1: People living with psychosis can’t work.
2: Work is too stressful for people living with a psychotic condition and is likely to precipitate relapse.
3: People living with psychosis don’t really want to work.
4: People living with psychosis can only work in sheltered workshops.
5: People living with psychosis can only perform menial jobs.
6: People living with psychosis are not interested in career progression.
7: People living with psychosis can’t work full-time.
8: Employees living with psychosis are a liability/ risk to employers.
9: People living with psychosis must be symptom-free before they can work.
10: De-stigmatisation must occur first before employment of people living with psychosis will be possible.
A History of these Myths
A number of studies have been conducted regarding the public’s perception of people with psychosis. In 2009, a study by Marwaha, Balachandra, and Johnson found that “most mental health clinicians had low expectations in relation to the employment of people with psychosis, believing the majority of their patients were capable of doing some type of work but that two thirds of their caseload would only be capable of working in volunteer roles or sheltered employment.” It was also found that clinicians tended to believe that the stress of working might lead to a relapse. One must consider that clinicians’ perceptions may be influenced by their disproportionate exposure to more severe and/or chronic presentations in clinics and hospitals.

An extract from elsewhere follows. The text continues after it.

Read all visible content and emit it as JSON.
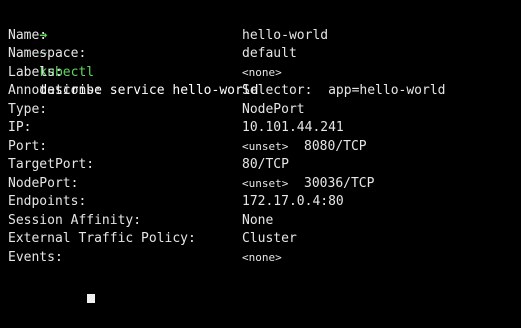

Commonly held negative social stereotypes regarding people living with psychosis persist throughout both Western and non-Western countries. Indeed, a crosscultural comparison of employer concerns about hiring people with psychosis, conducted by Tsang et al. (2007) found that employers in China were significantly more likely to perceive people with psychotic disorders as having a weaker work ethic and less loyalty to the company. In comparison, US employers were more concerned that disorganised thinking might interfere with their task related performance.
What can we do?
The authors of this study believe that public and professional beliefs may constitute significant barriers to the employment of people living with psychosis. They suggest that widespread education is needed to overcome common myths and stereotypes about psychosis. As the study concludes, “little attention has been paid to the importance of positive attributes of people living with psychosis and the support that might be needed to harness and actualise these qualities in the modern workforce.”
Evidently, these harmful, preconceived ideas about people with psychosis need to be challenged if said people are to receive appropriate support to achieve their vocational goals.